__EXERCISE PROMPT__: For each line of the data that includes the word "with", copy the line.

__MATERIAL FOR THIS TASK__:
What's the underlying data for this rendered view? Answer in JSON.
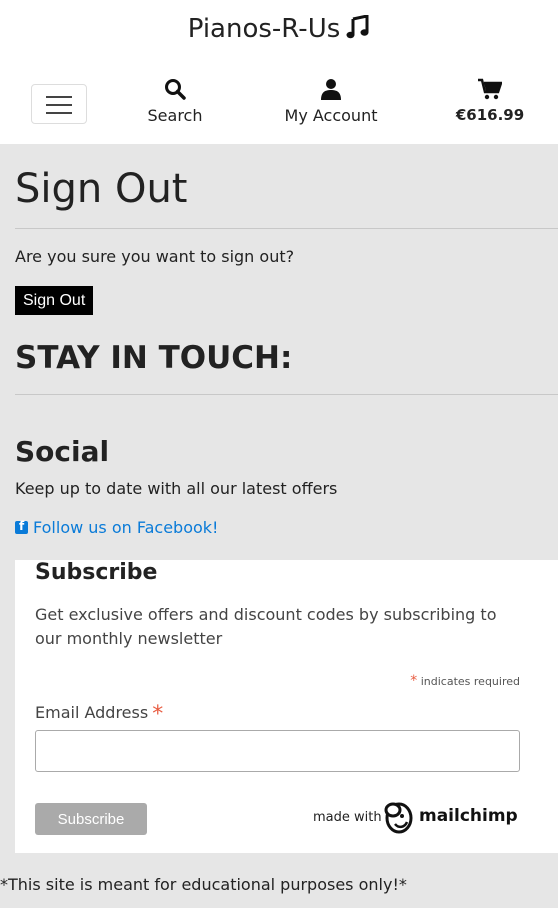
{
  "header": {
    "brand": "Pianos-R-Us",
    "brand_icon": "music-note-icon",
    "nav": {
      "search": {
        "label": "Search",
        "icon": "search-icon"
      },
      "account": {
        "label": "My Account",
        "icon": "user-icon"
      },
      "cart": {
        "label": "€616.99",
        "icon": "cart-icon"
      }
    }
  },
  "main": {
    "title": "Sign Out",
    "question": "Are you sure you want to sign out?",
    "signout_label": "Sign Out",
    "stay_in_touch": "STAY IN TOUCH:",
    "social_heading": "Social",
    "social_text": "Keep up to date with all our latest offers",
    "facebook_link": "Follow us on Facebook!"
  },
  "subscribe": {
    "heading": "Subscribe",
    "description": "Get exclusive offers and discount codes by subscribing to our monthly newsletter",
    "required_note": "indicates required",
    "required_mark": "*",
    "email_label": "Email Address",
    "email_value": "",
    "button_label": "Subscribe",
    "made_with": "made with",
    "brand": "mailchimp"
  },
  "footer": {
    "note": "*This site is meant for educational purposes only!*"
  },
  "colors": {
    "link": "#0a7bd8",
    "required": "#e85c41",
    "page_bg": "#e6e6e6"
  }
}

__ANSWER__:
    "social_text": "Keep up to date with all our latest offers",
    "made_with": "made with",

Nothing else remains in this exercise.